▶ **RECORDS FOR THIS EXERCISE**:
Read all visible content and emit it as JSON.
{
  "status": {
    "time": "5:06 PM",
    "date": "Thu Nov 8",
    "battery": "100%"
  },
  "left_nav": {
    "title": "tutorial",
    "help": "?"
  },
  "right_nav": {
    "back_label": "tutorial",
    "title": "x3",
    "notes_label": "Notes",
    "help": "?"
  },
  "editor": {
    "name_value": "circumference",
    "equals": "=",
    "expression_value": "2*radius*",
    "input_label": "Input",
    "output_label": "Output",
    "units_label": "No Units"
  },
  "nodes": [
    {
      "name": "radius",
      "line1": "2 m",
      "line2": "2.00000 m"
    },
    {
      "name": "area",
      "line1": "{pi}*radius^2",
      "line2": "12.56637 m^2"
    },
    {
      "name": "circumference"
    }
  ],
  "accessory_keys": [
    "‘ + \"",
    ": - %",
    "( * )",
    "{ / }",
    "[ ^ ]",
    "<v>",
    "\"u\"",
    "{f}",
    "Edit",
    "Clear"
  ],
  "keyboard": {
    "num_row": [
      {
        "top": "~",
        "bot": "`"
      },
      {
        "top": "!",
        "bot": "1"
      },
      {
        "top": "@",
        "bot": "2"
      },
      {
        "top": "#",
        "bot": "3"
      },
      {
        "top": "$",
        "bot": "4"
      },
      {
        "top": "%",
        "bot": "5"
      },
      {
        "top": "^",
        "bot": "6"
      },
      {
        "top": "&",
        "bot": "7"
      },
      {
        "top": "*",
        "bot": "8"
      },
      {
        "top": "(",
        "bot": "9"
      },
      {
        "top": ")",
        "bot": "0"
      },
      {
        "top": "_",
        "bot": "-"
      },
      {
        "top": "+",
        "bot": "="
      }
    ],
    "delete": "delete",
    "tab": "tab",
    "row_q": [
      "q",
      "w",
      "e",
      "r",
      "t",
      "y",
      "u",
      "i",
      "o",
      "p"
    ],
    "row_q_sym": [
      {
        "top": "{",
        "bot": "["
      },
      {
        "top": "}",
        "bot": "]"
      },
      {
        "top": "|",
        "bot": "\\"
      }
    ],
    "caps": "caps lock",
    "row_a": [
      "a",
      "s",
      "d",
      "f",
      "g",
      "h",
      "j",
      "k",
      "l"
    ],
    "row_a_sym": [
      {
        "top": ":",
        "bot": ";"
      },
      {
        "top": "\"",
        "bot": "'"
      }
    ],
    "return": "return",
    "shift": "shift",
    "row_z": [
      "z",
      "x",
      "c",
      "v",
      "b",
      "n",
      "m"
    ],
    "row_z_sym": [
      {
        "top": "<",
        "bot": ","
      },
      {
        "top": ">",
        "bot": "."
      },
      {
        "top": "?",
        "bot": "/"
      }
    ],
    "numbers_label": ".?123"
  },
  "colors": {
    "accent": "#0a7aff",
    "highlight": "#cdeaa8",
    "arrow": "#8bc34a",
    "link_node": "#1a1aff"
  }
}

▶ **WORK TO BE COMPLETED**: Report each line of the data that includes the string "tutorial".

▶ **RESULT OF THE TASK**:
    "title": "tutorial",
    "back_label": "tutorial",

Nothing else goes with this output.